▸ Description of the task
Once the pictures are removed, restate the data below word for word.

▸ Records supplied
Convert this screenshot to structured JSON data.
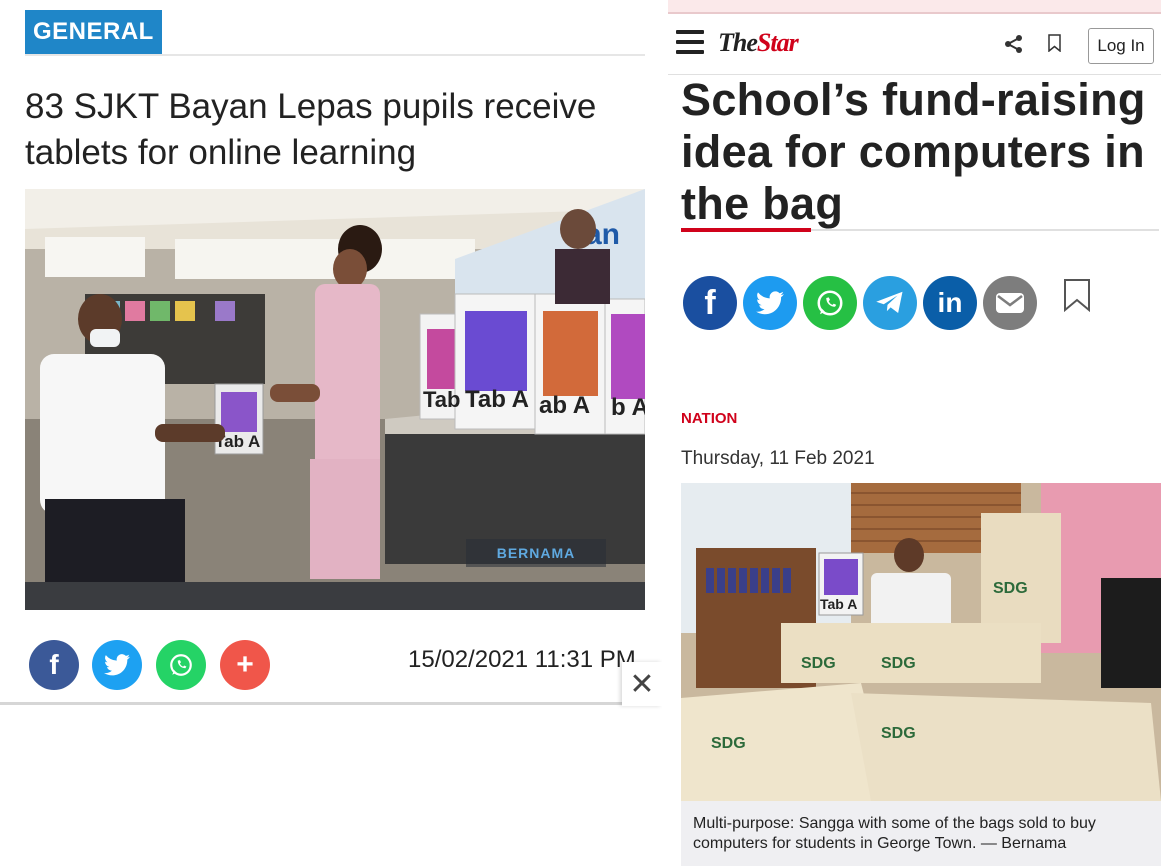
{
  "left": {
    "category": "GENERAL",
    "title": "83 SJKT Bayan Lepas pupils receive tablets for online learning",
    "photo_watermark": "BERNAMA",
    "photo_box_text": "Tab A",
    "datetime": "15/02/2021 11:31 PM",
    "share": [
      {
        "icon": "facebook-icon",
        "glyph": "f",
        "color": "#3b5998"
      },
      {
        "icon": "twitter-icon",
        "glyph": "",
        "color": "#1da1f2"
      },
      {
        "icon": "whatsapp-icon",
        "glyph": "",
        "color": "#25d366"
      },
      {
        "icon": "plus-icon",
        "glyph": "+",
        "color": "#f0564a"
      }
    ],
    "close_glyph": "✕"
  },
  "right": {
    "logo_the": "The",
    "logo_star": "Star",
    "login_label": "Log In",
    "title": "School’s fund-raising idea for computers in the bag",
    "share": [
      {
        "icon": "facebook-icon",
        "glyph": "f",
        "color": "#1a4fa0"
      },
      {
        "icon": "twitter-icon",
        "glyph": "",
        "color": "#1d9bf0"
      },
      {
        "icon": "whatsapp-icon",
        "glyph": "",
        "color": "#26c044"
      },
      {
        "icon": "telegram-icon",
        "glyph": "",
        "color": "#2a9fe0"
      },
      {
        "icon": "linkedin-icon",
        "glyph": "in",
        "color": "#0a5ea8"
      },
      {
        "icon": "email-icon",
        "glyph": "",
        "color": "#7d7d7d"
      }
    ],
    "section": "NATION",
    "date": "Thursday, 11 Feb 2021",
    "photo_bag_text": "SDG",
    "photo_box_text": "Tab A",
    "caption": "Multi-purpose: Sangga with some of the bags sold to buy computers for students in George Town. — Bernama"
  },
  "colors": {
    "general_badge": "#1f86c8",
    "star_red": "#d0021b"
  }
}
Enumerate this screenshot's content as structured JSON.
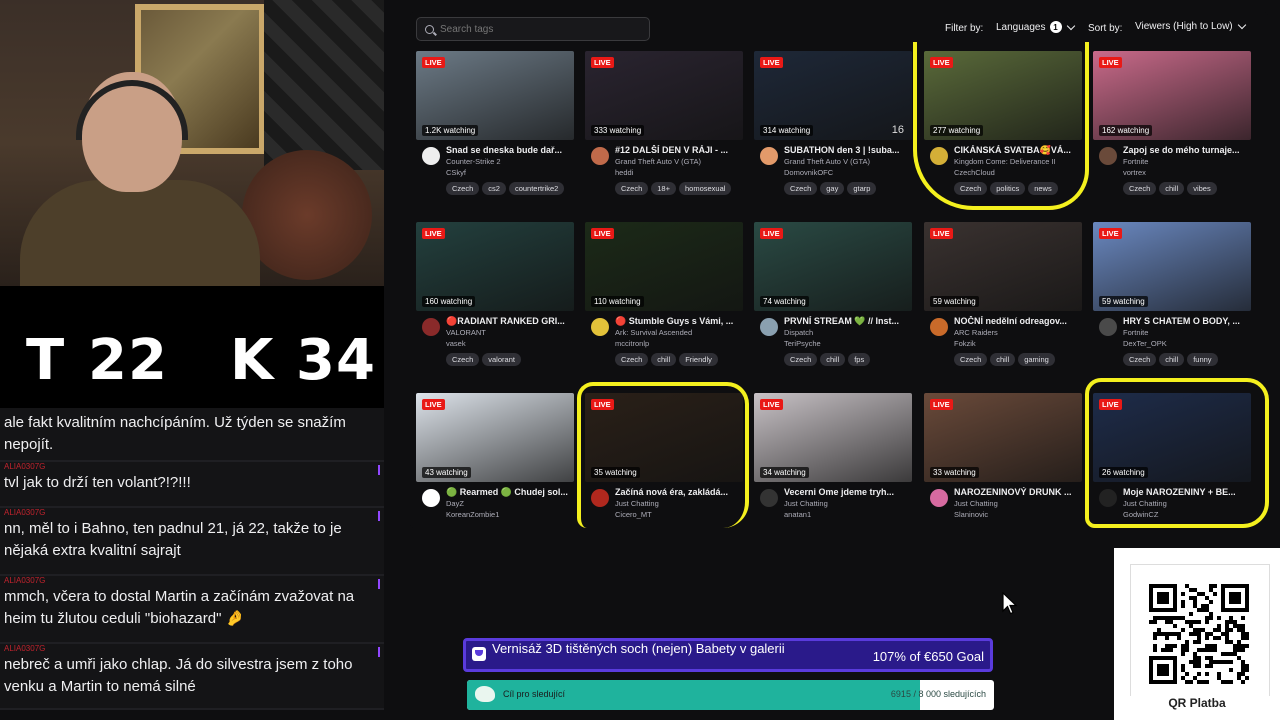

▸ Response to the exercise
Convert this screenshot to structured JSON data.
{
  "left": {
    "category": "GENERAL",
    "title": "83 SJKT Bayan Lepas pupils receive tablets for online learning",
    "photo_watermark": "BERNAMA",
    "photo_box_text": "Tab A",
    "datetime": "15/02/2021 11:31 PM",
    "share": [
      {
        "icon": "facebook-icon",
        "glyph": "f",
        "color": "#3b5998"
      },
      {
        "icon": "twitter-icon",
        "glyph": "",
        "color": "#1da1f2"
      },
      {
        "icon": "whatsapp-icon",
        "glyph": "",
        "color": "#25d366"
      },
      {
        "icon": "plus-icon",
        "glyph": "+",
        "color": "#f0564a"
      }
    ],
    "close_glyph": "✕"
  },
  "right": {
    "logo_the": "The",
    "logo_star": "Star",
    "login_label": "Log In",
    "title": "School’s fund-raising idea for computers in the bag",
    "share": [
      {
        "icon": "facebook-icon",
        "glyph": "f",
        "color": "#1a4fa0"
      },
      {
        "icon": "twitter-icon",
        "glyph": "",
        "color": "#1d9bf0"
      },
      {
        "icon": "whatsapp-icon",
        "glyph": "",
        "color": "#26c044"
      },
      {
        "icon": "telegram-icon",
        "glyph": "",
        "color": "#2a9fe0"
      },
      {
        "icon": "linkedin-icon",
        "glyph": "in",
        "color": "#0a5ea8"
      },
      {
        "icon": "email-icon",
        "glyph": "",
        "color": "#7d7d7d"
      }
    ],
    "section": "NATION",
    "date": "Thursday, 11 Feb 2021",
    "photo_bag_text": "SDG",
    "photo_box_text": "Tab A",
    "caption": "Multi-purpose: Sangga with some of the bags sold to buy computers for students in George Town. — Bernama"
  },
  "colors": {
    "general_badge": "#1f86c8",
    "star_red": "#d0021b"
  }
}
Enumerate this screenshot's content as structured JSON.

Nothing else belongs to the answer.